▶ _What you are asked to do_
Every record must appear in the response exactly as given.

▶ _Excerpts from an interface dataset_
□ □ □ □ □
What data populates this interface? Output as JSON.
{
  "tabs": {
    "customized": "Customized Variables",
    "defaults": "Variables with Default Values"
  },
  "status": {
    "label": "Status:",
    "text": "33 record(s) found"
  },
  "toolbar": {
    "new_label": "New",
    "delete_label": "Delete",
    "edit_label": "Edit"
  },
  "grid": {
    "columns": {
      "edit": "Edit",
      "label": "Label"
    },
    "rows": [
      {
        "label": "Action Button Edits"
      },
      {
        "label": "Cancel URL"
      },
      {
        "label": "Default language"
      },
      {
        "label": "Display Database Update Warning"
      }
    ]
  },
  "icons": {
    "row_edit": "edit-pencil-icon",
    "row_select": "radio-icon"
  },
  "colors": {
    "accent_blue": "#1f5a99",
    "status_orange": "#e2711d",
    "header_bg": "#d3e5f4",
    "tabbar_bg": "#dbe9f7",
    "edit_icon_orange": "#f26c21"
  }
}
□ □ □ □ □
▶ _Written response_
What data populates this interface? Output as JSON.
{
  "tabs": {
    "customized": "Customized Variables",
    "defaults": "Variables with Default Values"
  },
  "status": {
    "label": "Status:",
    "text": "33 record(s) found"
  },
  "toolbar": {
    "new_label": "New",
    "delete_label": "Delete",
    "edit_label": "Edit"
  },
  "grid": {
    "columns": {
      "edit": "Edit",
      "label": "Label"
    },
    "rows": [
      {
        "label": "Action Button Edits"
      },
      {
        "label": "Cancel URL"
      },
      {
        "label": "Default language"
      },
      {
        "label": "Display Database Update Warning"
      }
    ]
  },
  "icons": {
    "row_edit": "edit-pencil-icon",
    "row_select": "radio-icon"
  },
  "colors": {
    "accent_blue": "#1f5a99",
    "status_orange": "#e2711d",
    "header_bg": "#d3e5f4",
    "tabbar_bg": "#dbe9f7",
    "edit_icon_orange": "#f26c21"
  }
}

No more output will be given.